This post has been corrected.
Perhaps one of the reasons many think 3D printing is overhyped is that much of the attention has focused on printing things like human organs and guns. Meanwhile, the real innovation that will make manufacturing many orders of magnitude cheaper is a tad less sexy.
But a Chinese company has proved just how revolutionary industrial 3D printing can be. WinSun Decoration Design Engineering printed and assembled 10 one-room houses in just 24 hours, reports Computer World. Each building, which was around 650 square feet, cost only around $4,800 to make. What’s more, WinSun used recycled construction waste and cement.
Researchers at the University of Southern California have in the past demonstrated the technology for printing the shell of an entire building in a single day. And European architects have been building 3D-printed houses that are pricey, ornate design spectacles.
But by pumping out 10 drab-but-functional buildings in just a day, WinSun is the first to showcase the technology’s practical potential.
The company used four 3D printers that stand 20 feet (6.1 meters) tall, and are 33 feet wide and 132 feet long, Computer World reports. Instead of ink, the printers squeeze out the building material the way one might squeeze frosting from a pastry bag, forming walls a single layer at a time. Once at the construction site, these walls were joined together to form one-room houses.
Perhaps even more exciting, though, is the substance WinSun used to make the buildings: discarded construction materials like mine tailings and other waste.
That’s stuff that China sure creates a lot of. Chinese buildings are typically razed after only 30 years, compared with 75 years in the US and even longer in Europe, reports the New York Times (paywall). This is part of why China generates between 1.6 billion tons and 2 billion tons (1.4-1.8 billion tonnes) of construction waste from demolished buildings each year. Even scarier, it recycles very little of that. Japan, for example, salvages 95% of its construction waste; China reuses less than 5%.
So this use of 3D printing could be good for the environment—and also cheap. Developers can halve construction costs by reusing materials, says Ma Yihe, WinSun’s CEO and the printer’s inventor. Ma says he is planning build 100 recycling facilities across China to refine materials for his 3D printing projects.
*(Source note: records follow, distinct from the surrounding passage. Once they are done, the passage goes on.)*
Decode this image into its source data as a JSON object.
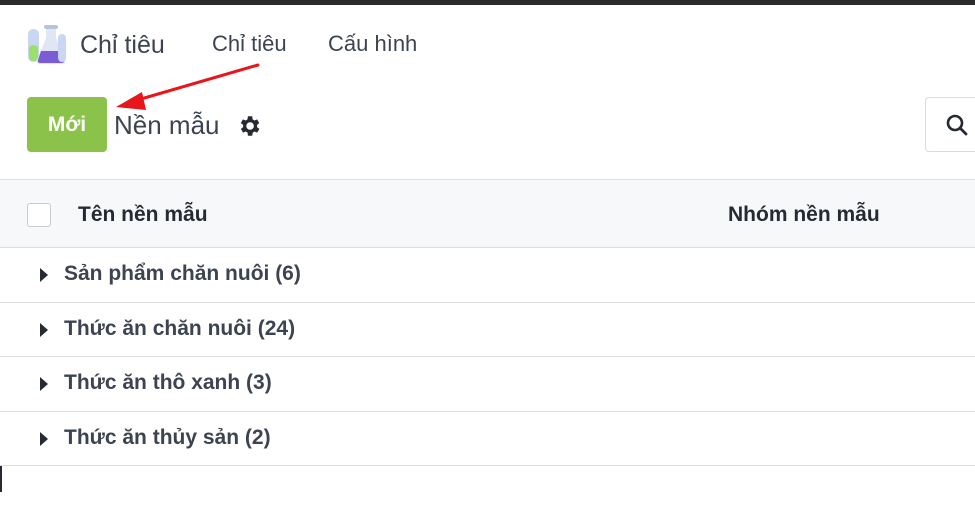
{
  "navbar": {
    "app_name": "Chỉ tiêu",
    "menu": [
      "Chỉ tiêu",
      "Cấu hình"
    ]
  },
  "control_panel": {
    "new_button": "Mới",
    "breadcrumb": "Nền mẫu"
  },
  "table": {
    "columns": [
      "Tên nền mẫu",
      "Nhóm nền mẫu"
    ],
    "groups": [
      {
        "label": "Sản phẩm chăn nuôi (6)"
      },
      {
        "label": "Thức ăn chăn nuôi (24)"
      },
      {
        "label": "Thức ăn thô xanh (3)"
      },
      {
        "label": "Thức ăn thủy sản (2)"
      }
    ]
  },
  "colors": {
    "accent": "#8bc34a",
    "annotation": "#e8161b"
  },
  "icons": [
    "app-flask-icon",
    "gear-icon",
    "search-icon",
    "caret-right-icon"
  ]
}
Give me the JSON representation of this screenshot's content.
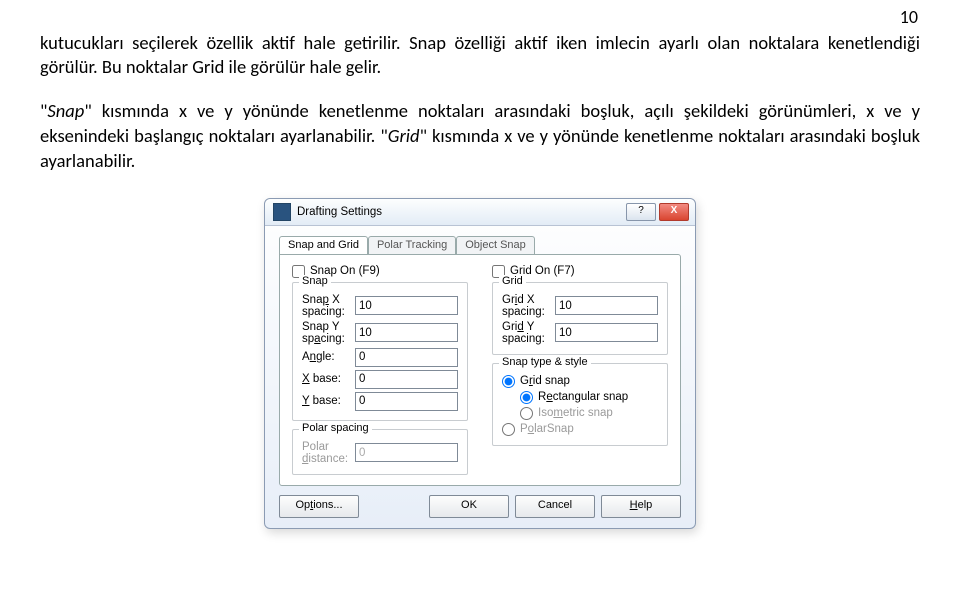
{
  "page": {
    "number": "10",
    "p1a": "kutucukları seçilerek özellik aktif hale getirilir. Snap özelliği aktif iken imlecin ayarlı olan noktalara kenetlendiği görülür. Bu noktalar Grid ile görülür hale gelir.",
    "p2_pre": "\"",
    "p2_em1": "Snap",
    "p2_mid": "\" kısmında x ve y yönünde kenetlenme noktaları arasındaki boşluk, açılı şekildeki görünümleri, x ve y eksenindeki başlangıç noktaları ayarlanabilir. \"",
    "p2_em2": "Grid",
    "p2_end": "\" kısmında x ve y yönünde kenetlenme noktaları arasındaki boşluk ayarlanabilir."
  },
  "dlg": {
    "title": "Drafting Settings",
    "help_glyph": "?",
    "close_glyph": "X",
    "tabs": {
      "snapgrid": "Snap and Grid",
      "polar": "Polar Tracking",
      "osnap": "Object Snap"
    },
    "snap_on": "Snap On (F9)",
    "grid_on": "Grid On (F7)",
    "snap_leg": "Snap",
    "grid_leg": "Grid",
    "snapx_lbl": "Snap X spacing:",
    "snapx": "10",
    "snapy_lbl": "Snap Y spacing:",
    "snapy": "10",
    "angle_lbl": "Angle:",
    "angle": "0",
    "xbase_lbl": "X base:",
    "xbase": "0",
    "ybase_lbl": "Y base:",
    "ybase": "0",
    "gridx_lbl": "Grid X spacing:",
    "gridx": "10",
    "gridy_lbl": "Grid Y spacing:",
    "gridy": "10",
    "style_leg": "Snap type & style",
    "gridsnap": "Grid snap",
    "rect": "Rectangular snap",
    "iso": "Isometric snap",
    "polarsnap": "PolarSnap",
    "pspacing_leg": "Polar spacing",
    "pdist_lbl": "Polar distance:",
    "pdist": "0",
    "options": "Options...",
    "ok": "OK",
    "cancel": "Cancel",
    "helpbtn": "Help"
  }
}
Still, scale is a problem. The big limitation with 3D-printing at the moment is that you can’t make a wall that’s bigger than the printer. And of course those pre-fabricated walls have to be transported from the printer to the construction site.
WinSun points to (link in Chinese) a possible future fix: a “Minibuilder” robot pioneered by the Institute of Advanced Architecture of Catalonia in Barcelona that prints structures directly onsite. If this works, it could eventually make 3D house-printing even cheaper, slashing transportation and labor costs.
Correction (Nov. 3, 2014, 12pm EST): A previous version of this report incorrectly identified WinSun as Minibuilder’s developer; the actual inventors are a research team at the Institute of Advanced Architecture of Catalonia in Barcelona led by Petr Novikov and Sasa Jokic.